produced after meals was greatly and significantly improved at both 14 and 52
weeks following one-time Glybera administration.

"Lipoprotein lipase plays a central role in chylomicron metabolism so it
follows that evidence of improved long-term clearance following Glybera
administration could be taken as a measure of efficacy. It also helps to
explain the decrease in pancreatitis episodes, the most debilitating
portrayal of LPLD, seen in our clinical trials," explained Dr Harald Petry,
Head of Research at AMT.

"These data are important as they support the biological activity of
Glybera and provide a plausible mechanism of action as well as a measurable
marker of effect. We have submitted this data on chylomicron handling to the
EMA as part of our Marketing Authorisation Application. We believe a decision
by the EMA will be made by mid-2011 as previously guided," noted Jorn Aldag,

Study Details

A total of 5 LPLD patients were administered Glybera (1x1012 genome
copies/kg, IM). At weeks 14 and 52 post-administration, patients were given a
test meal with a tracer molecule designed to monitor the breakdown of newly
formed chylomicrons in the blood. Prior to therapy, all patients exhibited
poor post-meal chylomicron handling as measured by amount seen in the plasma
over 9 hours following meal ingestion. After treatment with Glybera, the
amount of tracer found was greatly reduced and in each case was completely
eliminated within 9 hours. The effect was consistent in all patients and
sustained as observed at both the 14 and 52 week time points.

About Glybera(R)

AMT has developed Glybera as a therapy for patients with the genetic
disorder lipoprotein lipase deficiency. LPLD is an orphan disease for which
no drug treatment exists today. The disease is caused by mutations in the LPL
gene, resulting in highly decreased or absent activity of LPL protein in
patients. This protein is needed in order to break down large fat-carrying
particles that circulate in the blood after each meal. When such particles,
called chylomicrons, accumulate in the blood, they may obstruct small blood
vessels. Excess chylomicrons result in recurrent and severe acute
inflammation of the pancreas, called pancreatitis, the most debilitating
complication of LPLD. Glybera(R) has orphan drug status in EU and USA.

About Amsterdam Molecular Therapeutics

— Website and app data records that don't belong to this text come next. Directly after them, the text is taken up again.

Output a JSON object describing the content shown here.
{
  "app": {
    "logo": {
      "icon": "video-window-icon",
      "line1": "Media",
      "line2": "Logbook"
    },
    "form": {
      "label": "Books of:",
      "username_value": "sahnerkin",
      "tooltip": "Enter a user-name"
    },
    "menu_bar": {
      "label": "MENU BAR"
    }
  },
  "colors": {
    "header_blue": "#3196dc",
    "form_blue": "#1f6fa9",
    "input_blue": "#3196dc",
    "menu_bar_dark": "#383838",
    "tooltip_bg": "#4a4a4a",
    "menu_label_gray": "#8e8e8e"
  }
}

AMT is a world leader in the development of human gene based therapies.
The company's lead product Glybera(R), a gene therapy for the treatment of
lipoprotein lipase deficiency (LPLD), is currently under review by the
European Medicines Agency (EMA). If approved, Glybera will be the first gene
therapy product to be marketed in Europe. AMT also has a product pipeline of
several gene therapy products in development for hemophilia B, Duchenne
muscular dystrophy, acute intermittent porphyria, Parkinson's disease, and
SanfillipoB. Using adeno-associated viral (AAV) derived vectors as the
delivery vehicle of choice for therapeutic genes, the company has been able
to design and validate probably the world's first stable and scalable AAV
manufacturing platform. This proprietary platform can be applied to a large
number of rare (orphan) diseases caused by one faulty gene and allows AMT to
pursue its strategy of focusing on this sector of the industry. AMT was
founded in 1998 and is based in Amsterdam. Further information can be found

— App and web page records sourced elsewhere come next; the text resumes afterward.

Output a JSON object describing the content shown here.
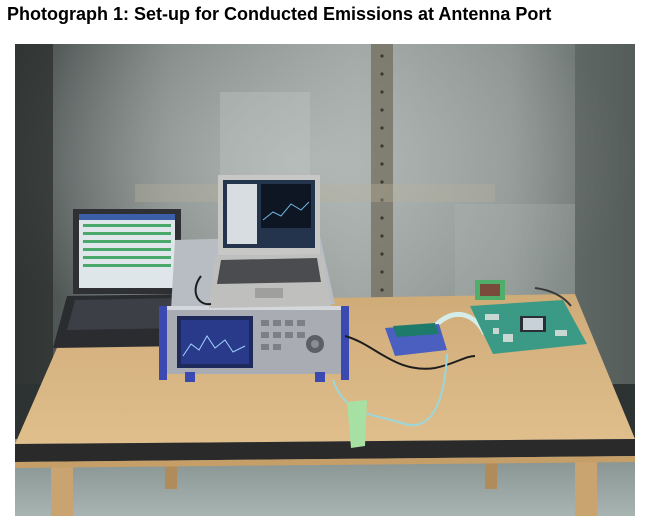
{
  "caption": {
    "text": "Photograph 1: Set-up for Conducted Emissions at Antenna Port"
  },
  "photo": {
    "scene": "test-setup-photograph",
    "colors": {
      "wall": "#8e9593",
      "table_top": "#d5b27e",
      "table_edge": "#2a2a2a",
      "analyzer_body": "#a9acb2",
      "analyzer_screen": "#2a3a8a",
      "laptop_silver": "#c7c8c6",
      "laptop_dark": "#2e3034",
      "pcb_green": "#3a9a85",
      "dongle_blue": "#4a5fc0",
      "cable_cyan": "#9ad7dc"
    }
  }
}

Certain statements in this press release are "forward-looking statements"
including those that refer to management's plans and expectations for future
operations, prospects and financial condition. Words such as "strategy,"
"expects," "plans," "anticipates," "believes," "will," "continues,"
"estimates," "intends," "projects," "goals," "targets" and other words of
similar meaning are intended to identify such forward-looking statements.
Such statements are based on the current expectations of the management of
AMT only. Undue reliance should not be placed on these statements because, by
their nature, they are subject to known and unknown risks and can be affected
by factors that are beyond the control of AMT. Actual results could differ
materially from current expectations due to a number of factors and
uncertainties affecting AMT's business. AMT expressly disclaims any intent or
obligation to update any forward-looking statements herein except as required
by law.

SOURCE Amsterdam Molecular Therapeutics B.V